Cass County Democrat Missourian

Ray-Pec High senior’s ‘Debate Like a Girl’ interpretation earns first place

Ella Schnake performed at the finals for program oral interpretation at the National Speech and Debate Tournament in Dallas June 20, where she won first place.
Ella Schnake performed at the finals for program oral interpretation at the National Speech and Debate Tournament in Dallas June 20, where she won first place.

If you want to debate with Ella Schnake, watch out. The Raymore-Peculiar High School senior combined her debate prowess and dramatic skills to take first place in program oral interpretation at the National Speech and Debate Tournament in Dallas last month.

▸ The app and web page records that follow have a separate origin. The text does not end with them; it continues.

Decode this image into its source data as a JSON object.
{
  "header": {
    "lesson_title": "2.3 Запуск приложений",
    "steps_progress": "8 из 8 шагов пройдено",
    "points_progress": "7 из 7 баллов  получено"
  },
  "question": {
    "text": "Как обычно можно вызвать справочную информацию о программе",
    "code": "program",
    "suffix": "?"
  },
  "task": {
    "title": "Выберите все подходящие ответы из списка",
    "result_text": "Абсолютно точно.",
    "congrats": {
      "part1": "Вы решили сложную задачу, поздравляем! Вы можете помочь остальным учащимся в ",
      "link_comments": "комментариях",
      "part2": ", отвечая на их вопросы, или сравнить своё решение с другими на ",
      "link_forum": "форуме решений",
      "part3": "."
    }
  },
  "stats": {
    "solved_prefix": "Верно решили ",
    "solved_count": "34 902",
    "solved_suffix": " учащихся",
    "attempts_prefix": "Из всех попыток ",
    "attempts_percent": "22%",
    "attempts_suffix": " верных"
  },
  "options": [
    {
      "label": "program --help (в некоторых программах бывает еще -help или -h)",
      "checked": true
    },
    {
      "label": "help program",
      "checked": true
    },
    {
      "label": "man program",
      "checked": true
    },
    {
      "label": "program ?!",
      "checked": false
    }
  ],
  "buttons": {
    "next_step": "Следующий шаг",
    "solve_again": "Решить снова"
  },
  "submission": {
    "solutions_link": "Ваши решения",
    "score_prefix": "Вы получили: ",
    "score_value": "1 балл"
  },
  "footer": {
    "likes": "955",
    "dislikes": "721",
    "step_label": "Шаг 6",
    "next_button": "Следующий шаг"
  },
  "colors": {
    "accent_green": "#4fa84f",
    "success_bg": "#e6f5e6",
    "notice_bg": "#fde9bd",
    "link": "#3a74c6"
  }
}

She found stories in the New York Times, Huffington Post, research papers and other sources to create a 10-minute dramatic performance illustrating what it’s like to be a female debater. The performance, called “Debate Like a Girl,” highlighted the ways girls and women are judged on their appearance and punished for exhibiting qualities valued in male debaters.

Performers can choose whatever theme they want to create their piece.

“I really love how this event specifically gives people the opportunity to speak about something that’s incredibly important to them. We see such a diverse group of pieces. People have a lot of different stories they want to tell,” Schnake said.

Schnake performed in front of about 3,500 people for the final round, after going through numerous preliminary and semi-final rounds. In taking the top award, she bested about 240 other competitors from all over the country.

“I always say the more you perform, the less you think you’re going to get nervous, (but) I don’t think I’ve ever been that nervous in my entire life,” she said. “I took a deep breath, and I could feel how physically nervous I was, but as I started to perform, it felt like my nerves just melted away.”

In additional to this type of performance, Schnake is also a debater and has seen firsthand through her own experience and her friends’ experiences how this is a problem.

“I wanted people who were in debate to understand it. I wanted other people who weren’t in that community to be able to understand it. I knew I was making something true to the activity and true to what women experience, not only in debate but in the real world,” she said.

When she delved into people’s stories, she found one from 2015, where a male debater from Blue Valley West allegedly sent a message to a female competitor, offering to concede a debate round if she sent him nude pictures.

“I never expected to find that. Because it was so local and it hit so close to home, I knew I needed to include it,” Schnake said. “It gives people the opportunity to see that this does happen here. We can’t try to separate ourselves from this issue, because we are so close to it.”

One of the requirements for the piece was to incorporate both prose and poetry into the performance. Since there’s not exactly a lot of poetry about women debating, she chose to use a poem about a girl who wanted to play a drum, even though it wasn’t the accepted thing for a girl to do.

“I found an overwhelming amount of literature, specifically news articles, that covered different experiences women had with sexism in the activity. A lot of this literature came out of the 2016 election,” Schnake said.

She was especially excited to see people sharing their debate stories on Twitter in response to her performance.

Ella actually qualified for the national championship last year, too, but opted to go to the Missouri Scholars Academy instead. She said having that extra year to mature as a performer before going to the national tournament was good.

“Competing in the event for a year helped me with confidence, because I was a sophomore (at the time). I was able to watch all the other kids and learn from them and grow as a competitor,” she said.

Her coach is also her dad. Todd Schnake has been a teacher at Ray-Pec for 28 years and been head coach of the speech and debate team for 26 of those years. He’s had just one other student win a national title.

“I’m awfully proud of her, both as her coach and her dad. It’s always nerve-wracking when your students are competing. … There is an extra tension that comes with it being your child,” he said.

“Ella and I try to balance me being dad and me being coach, and I think that works out well for us and for the other kids in the program.”

As she looks ahead to her senior year, Ella plans to compete in this category again.

“I guess my goal moving forward is just to create art that is doing good for the world and that I’m proud of,” she said.